From: ‘De Nieuwe Tijd’ (Vol.21 #5, May 5, 1916)
By way of an introduction
For a critique of the theory of the decadence of capitalism, Pannekoek is important because he has always opposed the view that capitalism would automatically and irreparably collapse. In “The Economic Necessity of Imperialism” (1916) he summarizes his critique of Luxemburg’s underpinning of the saturation of the markets at the hand of Marx’s reproduction diagrams. We will not go into this further, but do point out that the ICC’s theory of decadence relies on Luxemburg’s argument. Further, Pannekoek has taken down the tendency of the rate of profit to fall as a theoretical underpinning of Grossman’s and Mattick’s crises theory as well. Instead of an automatic and irreparable collapse of capitalism and an economic necessity of imperialism, Pannekoek argues that the periodic crises arise from the imbalance between economic factors inherent in capitalism. Instead of an economic necessity of imperialism, he posits a social and political necessity that follows from the power of big capital. Only at the margins of his reflections Pannekoek speaks of an end to capitalism in a then – in 1916 and 1946 respectively – distant future: through the exhaustion of the “material” conditions for the expansion of production. In 1916 these are “unlimited quantities” of raw materials in nature; in 1946 he already speaks of “the raw adventurous methods of capital – which on all continents are in the process of destroying the fertility of the earth”. Not unimportant, and even highly topical in the light of the current environmental and health crises. The second material condition mentioned by Pannekoek that capitalism would no longer be able to fulfill, is that of a labor force in “sufficient” quantities to expand production.
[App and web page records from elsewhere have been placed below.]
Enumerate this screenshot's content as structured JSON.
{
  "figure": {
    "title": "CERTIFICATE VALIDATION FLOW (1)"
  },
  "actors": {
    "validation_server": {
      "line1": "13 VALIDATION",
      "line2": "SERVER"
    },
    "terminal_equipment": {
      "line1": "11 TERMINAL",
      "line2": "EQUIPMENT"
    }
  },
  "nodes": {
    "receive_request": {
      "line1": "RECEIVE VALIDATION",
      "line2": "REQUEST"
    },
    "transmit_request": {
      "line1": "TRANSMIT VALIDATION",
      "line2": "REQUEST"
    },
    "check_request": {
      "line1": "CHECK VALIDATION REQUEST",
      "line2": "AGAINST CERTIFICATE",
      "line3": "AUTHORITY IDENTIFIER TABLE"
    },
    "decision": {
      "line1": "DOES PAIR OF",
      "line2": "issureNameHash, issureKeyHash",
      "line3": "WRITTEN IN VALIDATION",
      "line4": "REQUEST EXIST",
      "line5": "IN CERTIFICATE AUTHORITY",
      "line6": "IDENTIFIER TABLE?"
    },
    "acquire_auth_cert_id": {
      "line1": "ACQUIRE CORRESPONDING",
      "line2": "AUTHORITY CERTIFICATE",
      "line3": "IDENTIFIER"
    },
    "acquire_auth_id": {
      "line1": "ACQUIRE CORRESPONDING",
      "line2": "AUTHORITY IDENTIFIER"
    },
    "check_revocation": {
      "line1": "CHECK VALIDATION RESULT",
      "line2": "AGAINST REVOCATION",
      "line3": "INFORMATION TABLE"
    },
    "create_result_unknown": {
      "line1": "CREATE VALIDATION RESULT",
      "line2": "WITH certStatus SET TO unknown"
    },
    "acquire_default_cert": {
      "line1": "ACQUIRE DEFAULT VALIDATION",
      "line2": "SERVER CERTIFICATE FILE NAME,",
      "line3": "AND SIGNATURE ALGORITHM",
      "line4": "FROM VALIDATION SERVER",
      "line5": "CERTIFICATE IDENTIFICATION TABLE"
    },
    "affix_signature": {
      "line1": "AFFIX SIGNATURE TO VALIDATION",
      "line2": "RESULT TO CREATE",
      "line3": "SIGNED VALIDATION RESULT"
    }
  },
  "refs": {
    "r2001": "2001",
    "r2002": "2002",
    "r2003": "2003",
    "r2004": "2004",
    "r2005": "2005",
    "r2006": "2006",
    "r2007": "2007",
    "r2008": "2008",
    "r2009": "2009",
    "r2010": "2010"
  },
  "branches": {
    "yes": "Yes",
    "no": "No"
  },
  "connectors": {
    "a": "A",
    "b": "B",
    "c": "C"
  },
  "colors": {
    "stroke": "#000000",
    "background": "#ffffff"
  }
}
F.C., January 2021
(Last edited: March 15, 2021)
‘To think of emancipation’, a century after the global revolutionary wave that began in 1917, is to question the very term emancipation. Who is the subject of this emancipation and who emancipates who, in a struggle that is anything but an ideological game between four walls. This emancipation has its source in the working class (manual and intellectual). It cannot be assimilated to a “struggle of the people”, whose “Cause” would be national and patriotic. ‘To think of emancipation’ in  is to look back at the great proletarian revolutionary insurrections in Russia and Germany and draw lessons from them at the beginning of the third millennium. In doing so, the revolution in Germany from 1918 to 1921 is an essential milestone, since it raised the question of the forms of organization of any revolutionary class struggle: workers councils, workers’ unions, revolutionary factory organizations, factory committees or action committees. Like the Russian Revolution, it raised – albeit to a lesser degree, in the absence of a real takeover of power – the question of socialization of the means of production, and therefore of the abolition of the capitalist system based on profit.
» The end of 2017 was marked by the renewal of nationalist quarrels in Europe. After Scotland, and Flanders in Belgium, Catalan separatism resurfaced in its turn, as did, to a lesser extent, Corsican separatism. These independence movements affecting ‘old capitalist nations’ follow the creation of new nations after the explosion of the Eastern bloc, the Baltic countries, the Czech Republic and Slovakia, former Yugoslavia. Very often, these nationalist movements are supported by extreme right-wing parties, but not always (Catalonia and Scotland). (1) What do these nationalist movements represent and what are the stakes, and especially what danger do they pose to the international proletariat, and particularly that of the countries or regions under consideration? «
The German Marxist Willy Huhn (1909 – 1970)
Jochen Gester: Auf der Suche nach Rosas Erbe. Der deutsche Marxist Willy Huhn (1909-1970); Die Buchmacherei, Berlin, 2017.
Paperback, 628p. + CD 207p. (Pdf); €22,-. ISBN 978-3-00-056463-5. Orders via Die Buchmacherei, with postal charges.
In this article you find:
The book description by the Editor
The review: Willy Huhn, an unknown council communist